American Eagle has seen sluggish growth over the last few years. The revenues remained stagnant for a period after the recession, but they have now achieved normal growth. Even though the company's revenues are much above the levels in 2007, the earnings are 40% lower. The reason for this is a decrease in gross margins. Abercrombie & Fitch Co, (NYSE:ANF) has suffered the same fate. Its revenues are 30% higher than those in 2007, but the earnings are 40% lower.
Fashion brands have, as yet, been unable to raise the prices for their merchandise due to weak retail spending. In addition, competition has led to heavy discounts on apparel that shave away the margins even further. As retail spending pick up, the margins at the retailers would spike up and make up for the lousy earnings they've had in the last few years. Retail spending levels are usually an indicator of the consumer sentiment, and both rise and fall together.
American Eagle has a high equity to assets ratio. Equity forms almost 70% of the assets, thus, signaling low leverage and credit risk. In addition, the company's current ratio is at 2.5, and can be considered sufficiently high. Current ratio of a company helps depict short-term liquidity in relation with short-term liabilities.
Conversely, Gap has a much lower Equity to Assets ratio; equity forms only 38% of total assets. Although, this is not alarming, it suggests higher sensitivity toward losses. A high proportion of debt on the balance sheet increases the burden of interest payments, and can cause problems with the refinance of debt during an economic crisis.
American Eagle has a relatively low P/E ratio, at 13.57. The market has been less than upbeat about retail stocks in general, and American Eagle is no exception. Since the earnings are much below the levels in 2007, the stock has a lot of possible upside. In addition, the fundamentals of the company are little changed since 2007, and thus, there is no reason to expect the company not to reach those levels again. The stock also carries a handsome dividend yield of 3.29%.
Abercrombie & Fitch's stock is in almost the same position as American Eagle's. The company's P/E ratio is at 13.83, and its earnings seem depressed in relation to the pre-recession numbers.
On the other hand, Gap's EPS is at its highest level, and its P/E ratio (ttm) is relatively higher than others', at 16.37. This makes the company less undervalued than both American Eagle and Abercrombie & Fitch.
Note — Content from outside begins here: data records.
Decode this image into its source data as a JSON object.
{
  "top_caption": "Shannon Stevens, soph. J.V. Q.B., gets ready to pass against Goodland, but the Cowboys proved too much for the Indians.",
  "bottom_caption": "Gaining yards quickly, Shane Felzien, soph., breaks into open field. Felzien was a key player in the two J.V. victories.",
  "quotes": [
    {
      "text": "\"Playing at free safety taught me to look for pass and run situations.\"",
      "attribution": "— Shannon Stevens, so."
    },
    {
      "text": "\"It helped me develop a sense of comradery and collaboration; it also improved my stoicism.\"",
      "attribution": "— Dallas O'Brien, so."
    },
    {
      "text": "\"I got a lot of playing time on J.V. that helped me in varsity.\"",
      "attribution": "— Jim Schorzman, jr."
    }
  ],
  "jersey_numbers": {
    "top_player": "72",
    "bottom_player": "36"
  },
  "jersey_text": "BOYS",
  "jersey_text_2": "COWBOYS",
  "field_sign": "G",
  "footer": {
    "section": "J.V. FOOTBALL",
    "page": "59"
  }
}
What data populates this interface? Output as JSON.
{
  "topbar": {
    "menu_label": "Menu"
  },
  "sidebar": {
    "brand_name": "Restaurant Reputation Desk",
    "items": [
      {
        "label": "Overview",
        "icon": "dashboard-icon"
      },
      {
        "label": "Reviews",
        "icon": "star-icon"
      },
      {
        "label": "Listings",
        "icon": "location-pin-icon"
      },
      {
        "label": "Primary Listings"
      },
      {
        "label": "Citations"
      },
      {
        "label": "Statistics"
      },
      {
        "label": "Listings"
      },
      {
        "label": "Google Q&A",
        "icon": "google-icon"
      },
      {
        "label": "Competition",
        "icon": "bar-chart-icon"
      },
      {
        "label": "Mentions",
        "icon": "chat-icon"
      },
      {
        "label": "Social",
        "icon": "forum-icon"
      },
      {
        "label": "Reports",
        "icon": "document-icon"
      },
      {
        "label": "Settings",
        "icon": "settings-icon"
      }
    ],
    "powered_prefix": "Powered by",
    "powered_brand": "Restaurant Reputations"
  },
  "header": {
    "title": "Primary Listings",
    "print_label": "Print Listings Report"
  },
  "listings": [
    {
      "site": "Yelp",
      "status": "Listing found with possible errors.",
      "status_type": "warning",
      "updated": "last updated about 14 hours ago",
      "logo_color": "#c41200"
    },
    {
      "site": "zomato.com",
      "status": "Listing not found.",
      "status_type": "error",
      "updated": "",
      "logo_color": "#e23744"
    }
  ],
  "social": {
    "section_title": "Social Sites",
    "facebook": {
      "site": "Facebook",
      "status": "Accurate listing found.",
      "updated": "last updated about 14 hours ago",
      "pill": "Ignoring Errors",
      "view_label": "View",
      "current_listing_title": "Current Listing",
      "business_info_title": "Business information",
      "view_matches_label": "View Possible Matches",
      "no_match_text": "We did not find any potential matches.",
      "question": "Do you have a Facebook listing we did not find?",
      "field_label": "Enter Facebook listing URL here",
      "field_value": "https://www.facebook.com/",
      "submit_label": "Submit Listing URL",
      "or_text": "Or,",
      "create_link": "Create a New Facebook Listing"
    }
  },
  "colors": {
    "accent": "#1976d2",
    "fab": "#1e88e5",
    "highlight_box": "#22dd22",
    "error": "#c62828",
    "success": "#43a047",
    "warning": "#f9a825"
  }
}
American Eagle's undervalued stock has created a huge opportunity for long-term investors. Those investors who recognize the company's inherent value can make a long-term bet on its survival and profitability.
American Eagle has maintained its vitality as a fashion brand. The company continues to manufacture apparel that is trendy. However, tough competition has lowered its gross margins and caused the market to lose faith in its long-term profitability. Since there is no viable justification for such pessimism, we must conclude that the company is likely to gain favor with investors again. In the meantime, American Eagle's stock could be purchased at a low price. Value investors should definitely consider an investment in American Eagle.
Disclosure: I have no positions in any stocks mentioned, and no plans to initiate any positions within the next 72 hours. I wrote this article myself, and it expresses my own opinions. I am not receiving compensation for it (other than from Seeking Alpha). I have no business relationship with any company whose stock is mentioned in this article.